It was toward the end of the century that she entered this epoch of her life, and with her husband signed the lease for a new theater of which together they were to be the managers.
So Micaela’s life flows over into the nineteenth century, the century of South American independence. She was beginning to hear talk of Simon Bolivar and San Martin. People said that Bolivar had freed Venezuela and New Granada from Spain, and that in Buenos Aires and in Chile San Martin had done the same.
Strange talk, that would have seemed insane in the time of Amat! Slaves, too, it was said had been set free. But strangest of all, she, Micaela, had become an old woman. Now after the names of so many that she had known, her mind wrote the words, “ya digunto”
The Viceroy, Amat, now defunct.
Her mother, now defunct.
Then her husband, also defunct.
But the brother Felix — dear faithful Felix — remained.
Then — it seemed to have happened all at once — the time came when she was too old to act.
Nothing was now the same, but Felix, and the coach-and-four which she had given to the Parish, still passing on its way to the dying.
This new century seemed to move more quickly than the one in which she’d been born, for as the time shortens it appears unaccountably to speed up. It was hard to believe that Manuel had settled down to a proper marriage and that she had a grand-daughter, grown already to womanhood. Then before Micaela knew where the time had gone she was sending for a notary to draw up her Will:
“In the name of all powerful God, I, doña Micaela Villegas … believing in the mystery of the Holy Trinity … trusting in our Holy Mother, the Apostolic Church, in whose faith I have lived …. Begging the intercession of the most serene Queen of the Angels, Marla, Holy Mother of God, and the intercession of all the Saints of Heaven…
“And because to die is natural, and it must not find me unprepared, I commend my body to the earth and my soul to the most precious Blood, Passion and Death of our Redeemer …. And when I am dead I would be dressed in the habit of the San Franciscans, and have my funeral held in the Church of the Recolecion … but with no more than four candles, for I would give the cost of pomp to the poor ….
“I bequeath to my brother Jose Felix Villegas, for the great love and affection with which he has served me, eight hundred dollars, and a room in my house for the rest of his days ….
“Of what remains, two thirds goes to my son, Manuel de Amat, and a third to his legitimate daughter, doña Tomasa …. With my blessing and the benediction of God ….”

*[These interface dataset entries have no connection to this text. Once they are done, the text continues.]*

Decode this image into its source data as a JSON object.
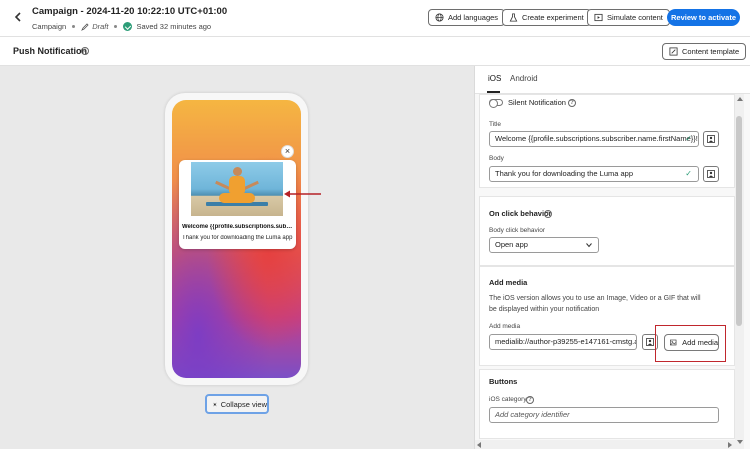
{
  "header": {
    "back_icon": "chevron-left-icon",
    "title": "Campaign - 2024-11-20 10:22:10 UTC+01:00",
    "type": "Campaign",
    "status": "Draft",
    "saved": "Saved 32 minutes ago",
    "buttons": {
      "add_languages": "Add languages",
      "create_experiment": "Create experiment",
      "simulate_content": "Simulate content",
      "review": "Review to activate"
    }
  },
  "subheader": {
    "title": "Push Notification",
    "content_template": "Content template"
  },
  "preview": {
    "notification": {
      "title": "Welcome {{profile.subscriptions.subscr...",
      "body": "Thank you for downloading the Luma app",
      "close": "×"
    },
    "collapse_view": "Collapse view"
  },
  "panel": {
    "tabs": [
      {
        "label": "iOS",
        "active": true
      },
      {
        "label": "Android",
        "active": false
      }
    ],
    "silent_notification": "Silent Notification",
    "title_label": "Title",
    "title_value": "Welcome {{profile.subscriptions.subscriber.name.firstName}}!",
    "body_label": "Body",
    "body_value": "Thank you for downloading the Luma app",
    "on_click": {
      "heading": "On click behavior",
      "label": "Body click behavior",
      "value": "Open app"
    },
    "add_media": {
      "heading": "Add media",
      "description": "The iOS version allows you to use an Image, Video or a GIF that will be displayed within your notification",
      "label": "Add media",
      "value": "medialib://author-p39255-e147161-cmstg.ad...",
      "button": "Add media"
    },
    "buttons": {
      "heading": "Buttons",
      "category_label": "iOS category",
      "category_placeholder": "Add category identifier"
    }
  },
  "colors": {
    "accent": "#1473e6",
    "success": "#2d9d78",
    "highlight": "#c0272d"
  }
}
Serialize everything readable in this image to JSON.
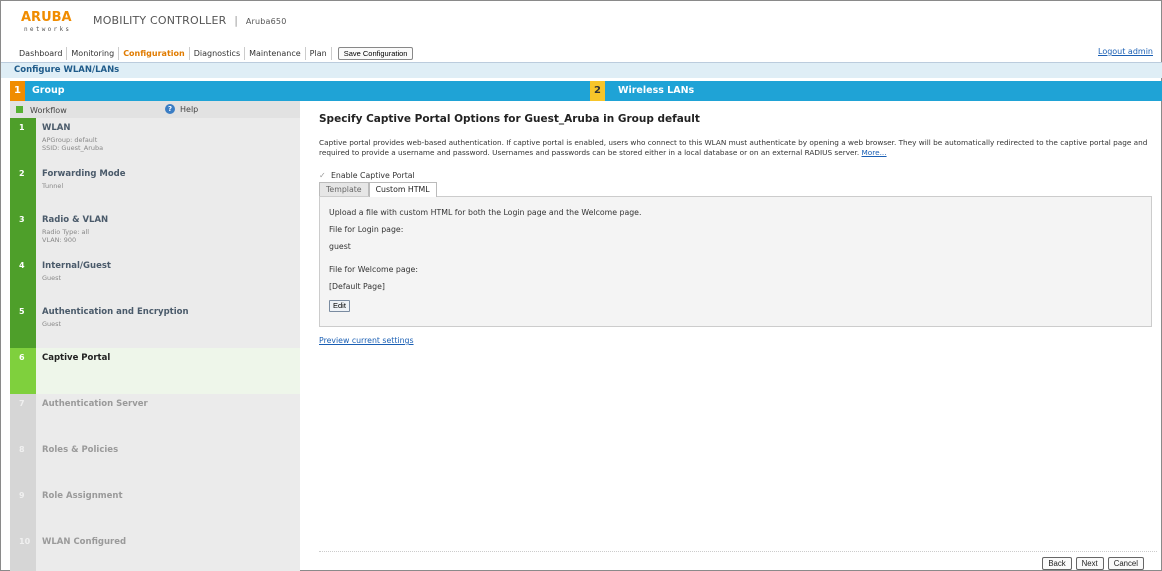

And now all was ready. But there remained yet three months in which life might slowly ebb away:
“Felix, do you remember?…”
“Miquita,I was thinking of the time that —”
Outside, the street cries told off the hours:
The tea-woman-teas for every ill but that final inevitable death, hourly creeping nearer. The flower-man:
“A garden! A garden! Muchacha, don’t you smell it?”
Ice cream and wafers rolled thin.
Those who went begging alms for the souls in Purgatory.
Night now, and because of Viceroy Amat, lanterns burning before every door and at the street-corners; Amat the first to give Lima light throughout the night ….
“Felix, do you remember?” …
Then the trotting feet of mules, the rattle of the coach. The Sacrament coming in a coach-and-four ….
Why did it rattle like that? …. The coach, too, was getting old. Yes, of course, the coach was old …
Three years later Captain Basil Hall of His British Majesty’s ship, Conway, chanced to be in Lima and saw a “great lumbering old-fashioned coach drive up to the entrance of the Cathedral where it received the priest charged with the Host, and then moved slowly away to the house of some dying person.”
And in answer to his questions he was told that the coach had belonged to a certain Perricholi, a famous actress now dead. It was she who had given the coach to the Parish … Oh, it was a long time ago that she’d given it.